But while the organic fertilizer and renewable electricity are very positive, the biggest benefit of this process may go to European and American farmers that have much more intensive agriculture than wide-open Canada.

With cattle herds in the tens of thousands in the US and dairy farms in the hundreds in places like Holland (and the US), there is a huge concentration of chemicals like phosphorus in the animal manure that gets spread out over a small area.  The phosphorus seeps into groundwater or streams and ends up in rivers & lakes and creates algae blooms.

In Holland the problem is so bad, nearly 600 of 16,000 dairy farms had to close down just for this reason.  More than 190,000 cows were culled, and over 300,000 calves and heifers were as well.

(The Dutch actually had phosphate credits like North America has carbon credits!)

The same thing is happening with dairy farms in Washington State, California, Ohio and Wisconsin—too much manure and not enough land to spread it on without causing problems.

So there are LOTS of benefits from this patented low tech process.  They can even supply surplus cheap electricity to bitcoin miners on-site if the grid doesn’t want their excess power.
 

“High intensity farming is actually a big problem in Europe and the States,” says EarthRenew CEO Keith Driver. “You wouldn’t know it, but all these nutrients are being flushed into the system off the land, and it’s killing waterways and we’ve got a win-win-win, nobody loses solution, to this problem.  It’s unbelievable.”

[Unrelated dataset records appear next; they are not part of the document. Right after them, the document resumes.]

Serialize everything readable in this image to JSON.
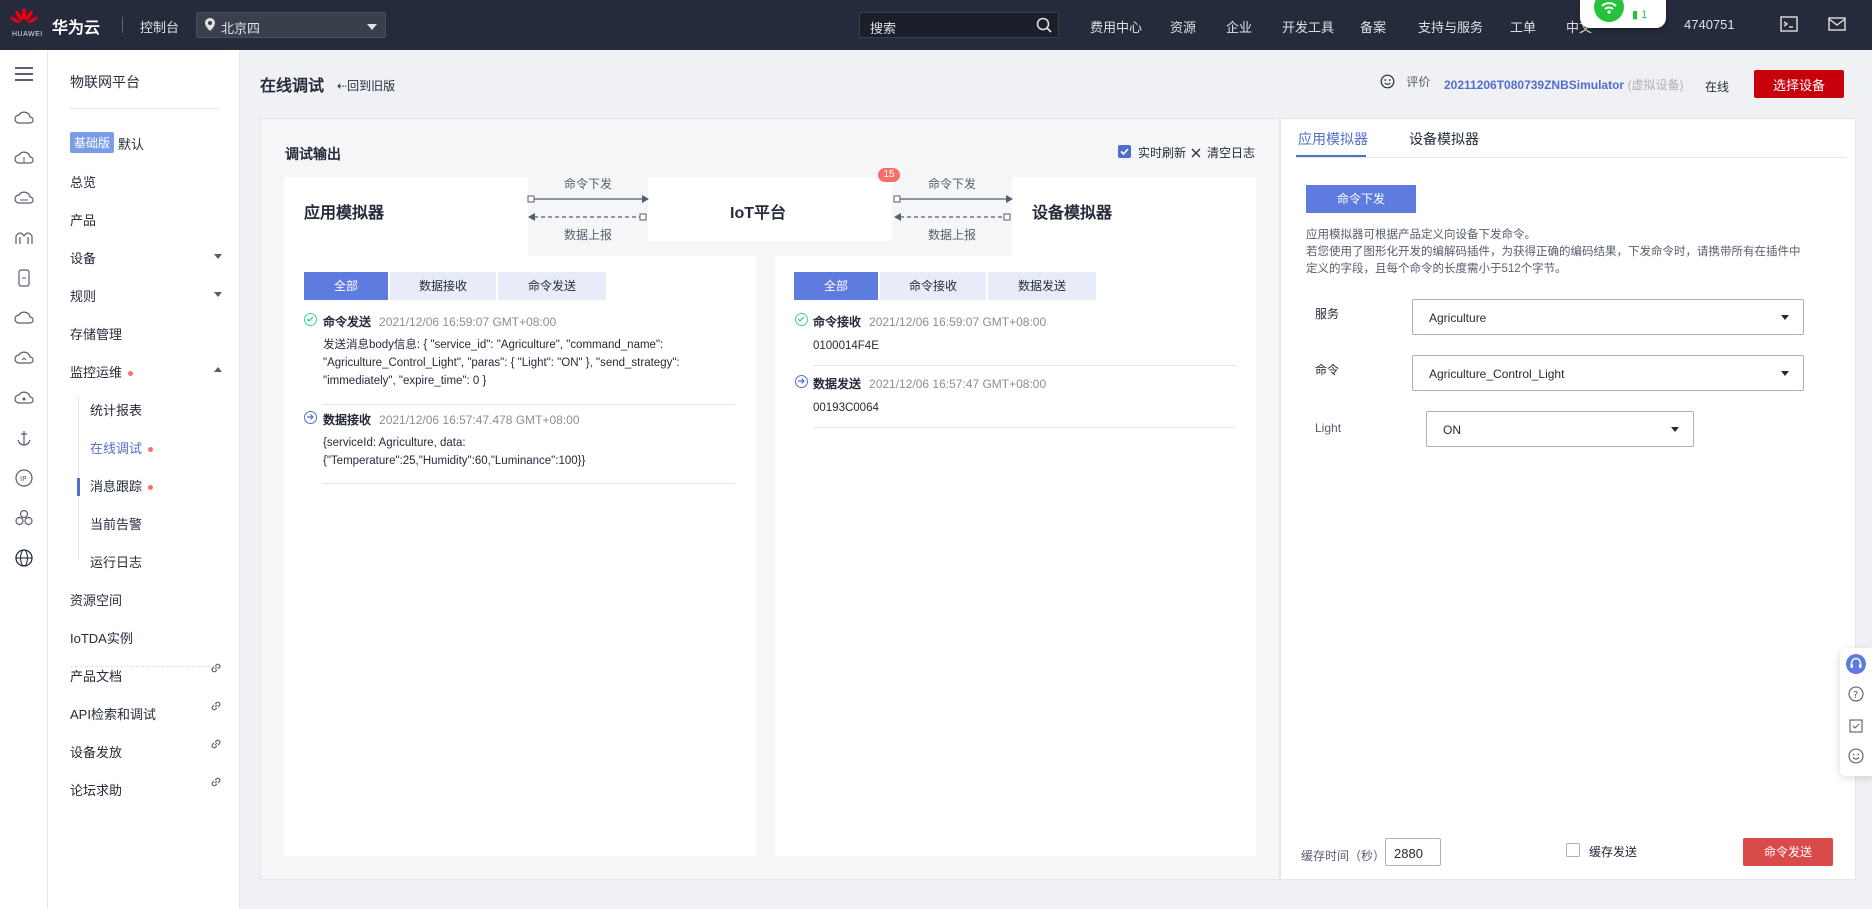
{
  "topbar": {
    "logo_text": "HUAWEI",
    "brand": "华为云",
    "console": "控制台",
    "region": "北京四",
    "search_placeholder": "搜索",
    "nav": [
      "费用中心",
      "资源",
      "企业",
      "开发工具",
      "备案",
      "支持与服务",
      "工单",
      "中文",
      "4740751"
    ],
    "battery_level": "1"
  },
  "sidebar": {
    "title": "物联网平台",
    "edition_badge": "基础版",
    "edition_value": "默认",
    "items": [
      {
        "label": "总览"
      },
      {
        "label": "产品"
      },
      {
        "label": "设备"
      },
      {
        "label": "规则"
      },
      {
        "label": "存储管理"
      },
      {
        "label": "监控运维"
      },
      {
        "label": "资源空间"
      },
      {
        "label": "IoTDA实例"
      },
      {
        "label": "产品文档"
      },
      {
        "label": "API检索和调试"
      },
      {
        "label": "设备发放"
      },
      {
        "label": "论坛求助"
      }
    ],
    "sub_items": [
      {
        "label": "统计报表"
      },
      {
        "label": "在线调试"
      },
      {
        "label": "消息跟踪"
      },
      {
        "label": "当前告警"
      },
      {
        "label": "运行日志"
      }
    ]
  },
  "header": {
    "title": "在线调试",
    "back_link": "回到旧版",
    "rate_label": "评价",
    "device_name": "20211206T080739ZNBSimulator",
    "device_type": "(虚拟设备)",
    "status": "在线",
    "select_device": "选择设备"
  },
  "debug": {
    "title": "调试输出",
    "realtime_refresh": "实时刷新",
    "clear_log": "清空日志",
    "app_sim": "应用模拟器",
    "platform": "IoT平台",
    "device_sim": "设备模拟器",
    "cmd_down": "命令下发",
    "data_up": "数据上报",
    "badge_count": "15",
    "left_tabs": [
      "全部",
      "数据接收",
      "命令发送"
    ],
    "right_tabs": [
      "全部",
      "命令接收",
      "数据发送"
    ],
    "left_logs": [
      {
        "type": "命令发送",
        "time": "2021/12/06 16:59:07 GMT+08:00",
        "body": [
          "发送消息body信息: { \"service_id\": \"Agriculture\", \"command_name\":",
          "\"Agriculture_Control_Light\", \"paras\": { \"Light\": \"ON\" }, \"send_strategy\":",
          "\"immediately\", \"expire_time\": 0 }"
        ]
      },
      {
        "type": "数据接收",
        "time": "2021/12/06 16:57:47.478 GMT+08:00",
        "body": [
          "{serviceId: Agriculture, data:",
          "{\"Temperature\":25,\"Humidity\":60,\"Luminance\":100}}"
        ]
      }
    ],
    "right_logs": [
      {
        "type": "命令接收",
        "time": "2021/12/06 16:59:07 GMT+08:00",
        "body": [
          "0100014F4E"
        ]
      },
      {
        "type": "数据发送",
        "time": "2021/12/06 16:57:47 GMT+08:00",
        "body": [
          "00193C0064"
        ]
      }
    ]
  },
  "simulator": {
    "tabs": [
      "应用模拟器",
      "设备模拟器"
    ],
    "cmd_button": "命令下发",
    "desc_lines": [
      "应用模拟器可根据产品定义向设备下发命令。",
      "若您使用了图形化开发的编解码插件，为获得正确的编码结果，下发命令时，请携带所有在插件中",
      "定义的字段，且每个命令的长度需小于512个字节。"
    ],
    "service_label": "服务",
    "service_value": "Agriculture",
    "command_label": "命令",
    "command_value": "Agriculture_Control_Light",
    "light_label": "Light",
    "light_value": "ON",
    "cache_time_label": "缓存时间（秒）",
    "cache_time_value": "2880",
    "cache_send_label": "缓存发送",
    "send_button": "命令发送"
  },
  "colors": {
    "topbar_bg": "#252b3a",
    "accent": "#526ecc",
    "primary_red": "#c7000b",
    "tab_active": "#5e7ce0",
    "success": "#3dcca6"
  }
}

Driver says the process had about $70 million in R&D put into it in the 2000s, but then the Alberta inventor died and the price for the product dropped.  It fell into bankruptcy.

In 2019, a group of Toronto venture capitalists recruited Driver to update the technology and make it commercial.

The prototype facility is on a 25,000 head cattle farm near Strathmore Alberta.  The plant must be where the manure is, and the market for the product is usually a 40 km radius.  However, that could be extended with higher nitrogen ratio fertilizer.

“The plant itself is really simple,” says Driver. “The whole technology is you can take manure and put it through a dryer and turn it into fertilizer. If you do it at the right temperature for the right amount of time, you can invert it from conventional manure into organic listed and approved fertilizer.

There are two revenue streams.  Driver says they buy natgas and produce electricity with it through a Rolls Royce turbine. 

Driver hesitates to call theirs a renewable energy, as it does require some natural gas to create 4 MW of electricity.  He says their process would be best described as co-generation or waste heat.

The electricity is sold back to the grid or to bitcoin miners on site, and the waste heat from the turbine thermally treats the waste to make it ready to be mixed into organic fertilizer.

“That’s how we’re going to make the money,” Driver says, “because you get the manure for free, you get the heat for free, you’ve got some equipment and some people to turn it into pellets but otherwise it’s pretty low marginal cost of production at that point because the power in the province, the power price more than covers the cost of making electricity.

The turbine fits in a small bungalow, and the rest of the equipment fits in a small barn.

Organic fertilizer is definitely a growth trend—see the stats below:
 
Organic products need organic soil which need organic fertilizer.

Driver says that from scratch, an EarthRenew plant could cost CAD$17 million, with payback of roughly 3.5 years. With a simple process and very little maintenance costs, he expects each plant to be long term cash cows (pardon the pun).

The Strathmore facility is being upgraded now to produce commercial product for spring 2021.  New seed formulations have already been certified organic, but EarthRenew is working with several commercial and university groups to develop an organic formulation that is much higher value-add, with higher nitrogen levels.
 

Both private and public monies are being raised to not only get Strathmore fully operational, but also source the second plant.

Their timing could be very good, as “green” stocks and renewable energy stocks are in vogue.  It’s a unique business model that has multiple revenue streams,  and it solves A LOT of problems.

Keith Schaefer

DISCLOSURE–I do own some shares in ERTH.